Electronics Repair Manuals

Get Instant Access

An important concept in the study of thermodynamic systems is that of constraints. This notion is best illustrated by example. Consider the gas in a cylinder whose volume is determined by the position of a piston as in Figure 1.3. Several constraints are operative in this case. Most obvious is the position of the piston. It constrains the volume to have a certain value. If the piston is removed by a small amount the constraint is said to be relaxed. Note that a force must be applied

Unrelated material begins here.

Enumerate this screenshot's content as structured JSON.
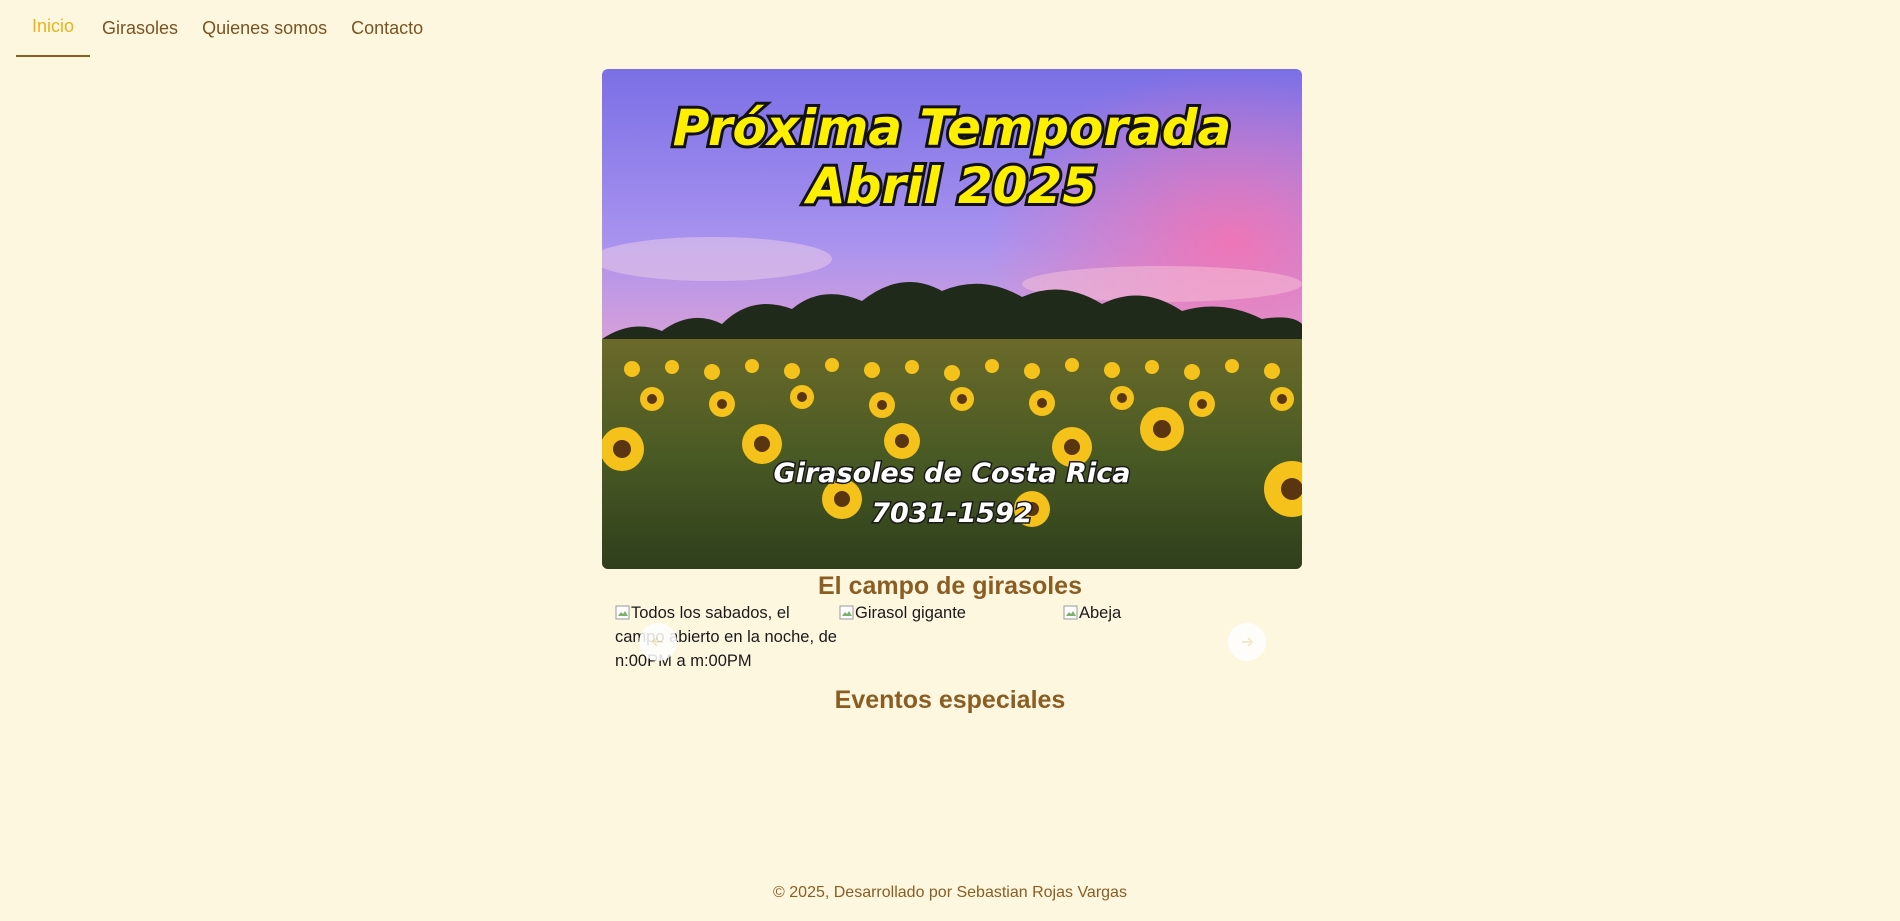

 PISTON Figure 1.3 Schematic diagram of a gas filled cylinder with adiabatic walls and a movable piston. ADIABATIC WALLS Figure 1.3 Schematic diagram of a gas filled cylinder with adiabatic walls and a movable piston. (actually relaxed, then gradually reapplied) externally to implement this change in the constraint. If the piston is removed by a small amount, some agent must perform work to restore it to its original position. Similarly, the walls that are impervious to the transfer of thermal energy form a constraint. If a leak of thermal energy were to occur, such as on bringing the system into contact with a temperature reservoir at a slightly different temperature, this constraint would be said to have been relaxed and the thermodynamic coordinates of the system will have to be changed to restore the original temperature. Thermodynamic systems are always subject to certain constraints and their nature and number are essential ingredients in the description of the system and its state. Consider two thermally isolated chambers adjacent to one another separated by a partition. On one side is gas A and on the other is gas B. Let the chambers have the same temperature and pressure. The partition forms a constraint restricting the two gases from mixing. If the partition is removed, the constraint is relaxed and the two systems will pass through nonequilibrium states to their final well-mixed equilibrium state. The irreversible process following removal of the constraint represents one which for ideal gases involves no changes in pressure or temperature, but external work must be performed to restore the original conditions.